Beth, from Hunua, is now off to the Central Districts ODE before heading to the Taupo three-day event, to ride in the one-star classes with Toy. She is hoping she can win the best-performed pony club rider title at Taupo but she’s got some hot competition, with many of this weekend’s stars heading there too.
Her team mate, Samantha Maguire on Starlight Daytona, was also rapt with her second place; she had led after the dressage. “It’s an awesome result, especially as it’s our first season out competing. I was supposed to bring my other horse but she went lame, and Daytona turned out to be the best. It was a very technical cross-country, and normally skinnies are our problem, but we coped really well. I have never done anything like this before, and now I am inspired to do more.”
Third placing went to Rebecca (Rex) Wardle on Sponge Bob. Rex impressed us with the way she attacked the cross-country course the previous day, and she had the lead after that phase. One rail meant she had to be content with third this time, but look out in future!
There was no room for error in the show jumping phases for the top competitors in the AI championship, but the winner, Aiden Viviers (Wellington Wairarapa) on Giselle II, was cool and calm, and didn’t falter.
Aiden comes from a distinguished line of eventers. His grandfather, Jim Hoddinott, is still eventing at 72, as well as being the treasurer of Eventing Wellington, and grandmother Margaret also still rides, explaining proudly that she started Giselle at Intro level before passing her on. Aiden’s mum Maria also “follows her children to events”, competing at lower levels in both show jumping and eventing, on a horse out of the same mare as Giselle.
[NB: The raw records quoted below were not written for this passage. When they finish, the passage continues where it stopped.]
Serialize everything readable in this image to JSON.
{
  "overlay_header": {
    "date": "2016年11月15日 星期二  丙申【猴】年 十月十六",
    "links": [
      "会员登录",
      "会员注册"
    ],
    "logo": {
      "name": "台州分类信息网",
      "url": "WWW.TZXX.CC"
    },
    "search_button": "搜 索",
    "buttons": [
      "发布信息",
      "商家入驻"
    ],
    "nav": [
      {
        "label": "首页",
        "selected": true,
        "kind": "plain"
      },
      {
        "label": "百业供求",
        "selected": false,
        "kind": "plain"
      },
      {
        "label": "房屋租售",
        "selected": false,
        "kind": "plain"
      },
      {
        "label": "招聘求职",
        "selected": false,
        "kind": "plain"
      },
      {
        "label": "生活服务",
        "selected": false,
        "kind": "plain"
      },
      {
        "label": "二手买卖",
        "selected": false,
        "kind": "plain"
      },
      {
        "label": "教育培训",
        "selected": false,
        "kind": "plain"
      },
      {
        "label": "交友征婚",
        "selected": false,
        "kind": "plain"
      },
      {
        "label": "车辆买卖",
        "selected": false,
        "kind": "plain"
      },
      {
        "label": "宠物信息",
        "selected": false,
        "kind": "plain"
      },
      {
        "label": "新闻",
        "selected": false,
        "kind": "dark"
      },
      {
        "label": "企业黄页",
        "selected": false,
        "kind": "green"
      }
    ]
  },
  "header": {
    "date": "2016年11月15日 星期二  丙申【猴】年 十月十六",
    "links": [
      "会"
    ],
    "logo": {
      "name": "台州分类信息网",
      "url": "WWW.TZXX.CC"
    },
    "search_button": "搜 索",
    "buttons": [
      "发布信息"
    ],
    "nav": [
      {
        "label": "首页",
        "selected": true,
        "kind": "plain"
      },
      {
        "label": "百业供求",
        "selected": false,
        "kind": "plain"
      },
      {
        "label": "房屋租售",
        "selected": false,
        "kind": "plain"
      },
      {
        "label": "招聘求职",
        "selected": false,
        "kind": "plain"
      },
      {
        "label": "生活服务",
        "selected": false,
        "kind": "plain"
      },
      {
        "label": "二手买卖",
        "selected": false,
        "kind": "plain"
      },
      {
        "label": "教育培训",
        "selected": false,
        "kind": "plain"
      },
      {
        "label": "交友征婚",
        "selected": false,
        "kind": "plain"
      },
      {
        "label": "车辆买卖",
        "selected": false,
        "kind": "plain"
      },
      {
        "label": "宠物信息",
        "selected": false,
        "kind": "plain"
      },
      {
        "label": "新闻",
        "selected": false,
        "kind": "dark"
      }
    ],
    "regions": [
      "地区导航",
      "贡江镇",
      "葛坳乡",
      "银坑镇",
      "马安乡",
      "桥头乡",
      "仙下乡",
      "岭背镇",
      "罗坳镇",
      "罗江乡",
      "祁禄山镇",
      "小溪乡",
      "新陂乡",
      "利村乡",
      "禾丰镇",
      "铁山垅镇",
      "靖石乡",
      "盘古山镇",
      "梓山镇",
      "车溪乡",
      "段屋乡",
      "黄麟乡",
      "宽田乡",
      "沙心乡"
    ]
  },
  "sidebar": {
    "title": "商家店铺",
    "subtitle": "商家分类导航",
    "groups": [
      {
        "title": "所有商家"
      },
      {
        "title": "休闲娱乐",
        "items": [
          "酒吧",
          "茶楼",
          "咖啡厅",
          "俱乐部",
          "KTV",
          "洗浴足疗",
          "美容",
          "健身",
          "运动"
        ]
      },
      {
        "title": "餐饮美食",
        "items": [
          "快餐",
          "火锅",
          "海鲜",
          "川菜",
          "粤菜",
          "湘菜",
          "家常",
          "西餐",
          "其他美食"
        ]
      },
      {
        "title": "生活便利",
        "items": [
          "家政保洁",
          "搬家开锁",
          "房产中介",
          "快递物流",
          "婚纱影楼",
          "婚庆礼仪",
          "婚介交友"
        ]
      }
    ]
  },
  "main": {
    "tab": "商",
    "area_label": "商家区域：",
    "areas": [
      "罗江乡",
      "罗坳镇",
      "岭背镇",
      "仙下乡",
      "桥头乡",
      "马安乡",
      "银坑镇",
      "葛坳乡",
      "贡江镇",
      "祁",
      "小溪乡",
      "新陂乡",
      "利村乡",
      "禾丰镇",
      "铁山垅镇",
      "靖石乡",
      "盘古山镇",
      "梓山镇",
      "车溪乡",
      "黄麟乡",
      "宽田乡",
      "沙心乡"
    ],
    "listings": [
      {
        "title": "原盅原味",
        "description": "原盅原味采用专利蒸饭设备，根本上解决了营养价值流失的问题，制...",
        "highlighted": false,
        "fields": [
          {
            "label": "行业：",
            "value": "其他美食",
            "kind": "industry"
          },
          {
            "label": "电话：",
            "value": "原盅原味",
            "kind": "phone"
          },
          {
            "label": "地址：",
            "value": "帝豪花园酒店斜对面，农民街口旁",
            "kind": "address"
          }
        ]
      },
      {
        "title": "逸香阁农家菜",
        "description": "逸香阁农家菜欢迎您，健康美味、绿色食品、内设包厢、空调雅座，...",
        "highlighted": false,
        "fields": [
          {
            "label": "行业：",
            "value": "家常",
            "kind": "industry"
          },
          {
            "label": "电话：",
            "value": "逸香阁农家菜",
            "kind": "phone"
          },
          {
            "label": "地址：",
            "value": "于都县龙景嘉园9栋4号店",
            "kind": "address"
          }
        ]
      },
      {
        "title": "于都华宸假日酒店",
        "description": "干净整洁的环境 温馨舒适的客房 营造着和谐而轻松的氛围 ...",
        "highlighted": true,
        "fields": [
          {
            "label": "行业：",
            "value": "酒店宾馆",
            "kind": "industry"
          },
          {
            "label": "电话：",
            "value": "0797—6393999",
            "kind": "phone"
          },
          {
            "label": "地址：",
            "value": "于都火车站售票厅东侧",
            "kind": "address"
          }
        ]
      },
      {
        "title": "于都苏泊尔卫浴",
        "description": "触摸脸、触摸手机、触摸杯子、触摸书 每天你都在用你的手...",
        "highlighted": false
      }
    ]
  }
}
Maria remembers trying out for ‘Champs’ herself at the area trials, though she didn’t make the team. “It was harder to get in the teams in that era,” she says.
The proud mother says she’d “never been so nervous” before Aiden’s show jumping round, even with all her equestrian experience.
Belmont Pony Club should be proud of producing yet another good eventing rider. The club has a distinguished honours board already, with Dan Jocelyn, Megan Heath and Neil Spratt all having learned their trade there. A previous winner of the A1 trophy, Lauren Currie, also comes from there. Megan Heath contacted the family overnight to wish them all the best, as she prepares to tackle the prestigious Badminton Horse trials in a fortnight.
Aiden was all smiles after his clear round. “The first thing Grandma told me was to put the strap in its keeper,” he laughed, asking someone to fix his bridle before Grandma told him off again. Grandma was obviously very proud, however, and confessed that she couldn’t watch the whole round but “knew he had won when the cheering started.”
Coach Stephen Field was very happy with his star rider, even having a few tears in his eyes when the clear round was accomplished, but one of the happiest there was Aiden’s girlfriend Grace White, who also competed.
Aiden is not sure where his riding career will take him in the future, or whether it even goes on hold, as his priority is getting into veterinary school next year and doing well there.
Second place went to Todd Magner (MNWC). He wasn’t disappointed not to win. “The winner is a great mate of mine, he did a really great job and I am very proud of him.”
Will Moffett (Hawke’s Bay) held his third place after cross-country, making the show jumping phase look easy, and ensuring that it was an all-male trifecta in the A1 championship.
Lucy Cochrane on Inspector Gadget (Canterbury) led from the dressage and never looked like relinquishing her lead. She added no faults at all, jumping or time. Kirk Magner (MNWC) set the tone for the Magner family, finishing second – which is where brother Todd finished a couple of hours later in the A1 section. Kirk moved up from sixth after dressage, after incurring no jump or time faults. His team mate Gretchen Anderson was third on Tallyho Cleopatra; she had been 11th after dressage but also showed her jumping skills by finishing on her dressage score.
Well done to all who competed, organised, helped and supported. A great weekend of eventing and learning.